The Federal Trade Commission is warning consumers of a new debt collection scam involving fake collection notices for phantom debts. According to the FTC website, criminals are putting a creative – and scary – twist on an old scam by impersonating judges, court officials, and law firms. These fake debt collectors are using intimidation to try to get consumeres to send them money for debts that they don’t actually owe.
Here’s how it works: scammers are sending official-looking letters and making threatening phone calls to consumers, saying that they owe large amounts of money for an unpaid payday loan. The letters, which can contain seals, a judge’s signature, and all of your sensitive personal information, give all appearances of being legitimate. However convincing one of these letters may seem, it is absolutely critical that you look it up first to verify before sending money to anyone. Look up the real number for the government agency, judge, or office the letter claims to be from and ask about the letter. More than likely, it will turn out to be fraudulent.
It is important to remember to be suspicious if you are ever asked to load a rechargeable money card or wire funds as a way to pay back a debt. There will never be a valid reason for any legitimate source to ask you to send money in this way.
Here’s how you can tell if a sender or caller is a fake debt collector:
- They use intimidation to try and get you to pay, including threatening arrest or reporting you to law enforcement
- They ask you for sensitive financial or personal information
- They refuse to provide you with a phone number or mailing address
- They are asking for payment on a debt that you don’t recognize
What to Do if You Suspect a Fake Debt Collector
If you suspect that a fake debt collector is contacting you, here’s what you should do:
- Tell the caller that you refuse to speak with them further until they provide you with a written “validation notice,” which must include your rights under the Fair Debt Collection Practices Act (FDCPA), the amount of the debt, and the creditor to whom the debt is owed.
- If you have the address of the caller, send them a letter demanding that they cease to contact you. Legitimate debt collectors are obligated by law to stop calling you if you ask them in writing.
- Do not give the caller any personal information, including bank account information, Social Security number, etc. Scammers can use this information to commit identity theft.
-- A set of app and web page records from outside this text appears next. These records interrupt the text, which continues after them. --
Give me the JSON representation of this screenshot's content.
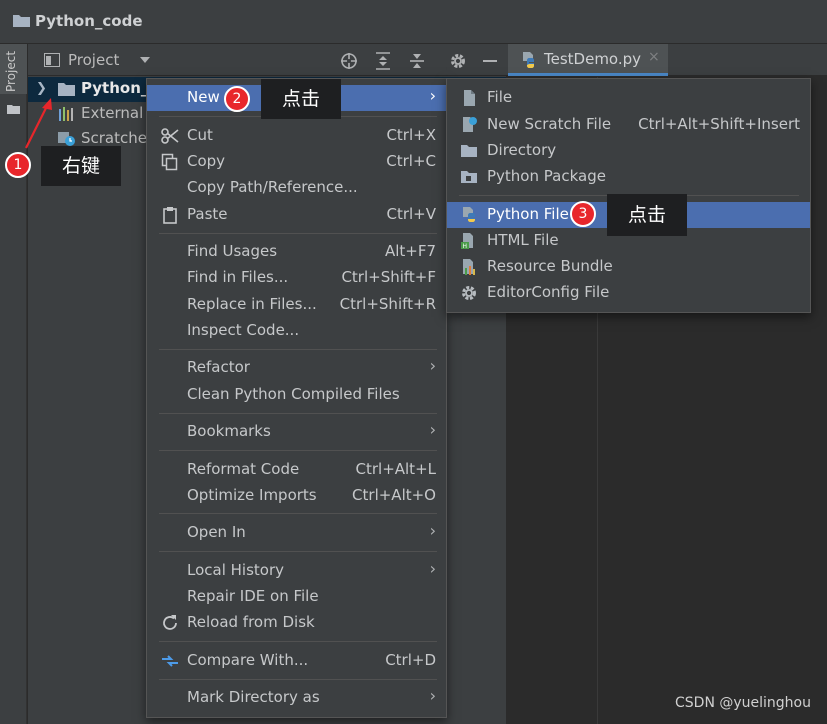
{
  "window": {
    "title": "Python_code"
  },
  "tool_strip": {
    "project_tab": "Project"
  },
  "project_panel": {
    "title": "Project"
  },
  "editor": {
    "tabs": [
      {
        "label": "TestDemo.py",
        "close": "×"
      }
    ]
  },
  "tree": {
    "items": [
      {
        "label": "Python_c"
      },
      {
        "label": "External L"
      },
      {
        "label": "Scratche"
      }
    ]
  },
  "context_menu": {
    "items": [
      {
        "label": "New",
        "shortcut": "",
        "submenu": "›"
      },
      {
        "label": "Cut",
        "shortcut": "Ctrl+X"
      },
      {
        "label": "Copy",
        "shortcut": "Ctrl+C"
      },
      {
        "label": "Copy Path/Reference...",
        "shortcut": ""
      },
      {
        "label": "Paste",
        "shortcut": "Ctrl+V"
      },
      {
        "label": "Find Usages",
        "shortcut": "Alt+F7"
      },
      {
        "label": "Find in Files...",
        "shortcut": "Ctrl+Shift+F"
      },
      {
        "label": "Replace in Files...",
        "shortcut": "Ctrl+Shift+R"
      },
      {
        "label": "Inspect Code...",
        "shortcut": ""
      },
      {
        "label": "Refactor",
        "shortcut": "",
        "submenu": "›"
      },
      {
        "label": "Clean Python Compiled Files",
        "shortcut": ""
      },
      {
        "label": "Bookmarks",
        "shortcut": "",
        "submenu": "›"
      },
      {
        "label": "Reformat Code",
        "shortcut": "Ctrl+Alt+L"
      },
      {
        "label": "Optimize Imports",
        "shortcut": "Ctrl+Alt+O"
      },
      {
        "label": "Open In",
        "shortcut": "",
        "submenu": "›"
      },
      {
        "label": "Local History",
        "shortcut": "",
        "submenu": "›"
      },
      {
        "label": "Repair IDE on File",
        "shortcut": ""
      },
      {
        "label": "Reload from Disk",
        "shortcut": ""
      },
      {
        "label": "Compare With...",
        "shortcut": "Ctrl+D"
      },
      {
        "label": "Mark Directory as",
        "shortcut": "",
        "submenu": "›"
      }
    ]
  },
  "new_submenu": {
    "items": [
      {
        "label": "File",
        "shortcut": ""
      },
      {
        "label": "New Scratch File",
        "shortcut": "Ctrl+Alt+Shift+Insert"
      },
      {
        "label": "Directory",
        "shortcut": ""
      },
      {
        "label": "Python Package",
        "shortcut": ""
      },
      {
        "label": "Python File",
        "shortcut": ""
      },
      {
        "label": "HTML File",
        "shortcut": ""
      },
      {
        "label": "Resource Bundle",
        "shortcut": ""
      },
      {
        "label": "EditorConfig File",
        "shortcut": ""
      }
    ]
  },
  "annotations": {
    "step1": {
      "number": "1",
      "text": "右键"
    },
    "step2": {
      "number": "2",
      "text": "点击"
    },
    "step3": {
      "number": "3",
      "text": "点击"
    }
  },
  "watermark": "CSDN @yuelinghou",
  "colors": {
    "selection": "#4b6eaf",
    "badge": "#e8262b",
    "tree_selected": "#0d293e"
  }
}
- Get in touch with your creditor if the debt is real but you suspect the collector may not be.
- Report the call to the FTC.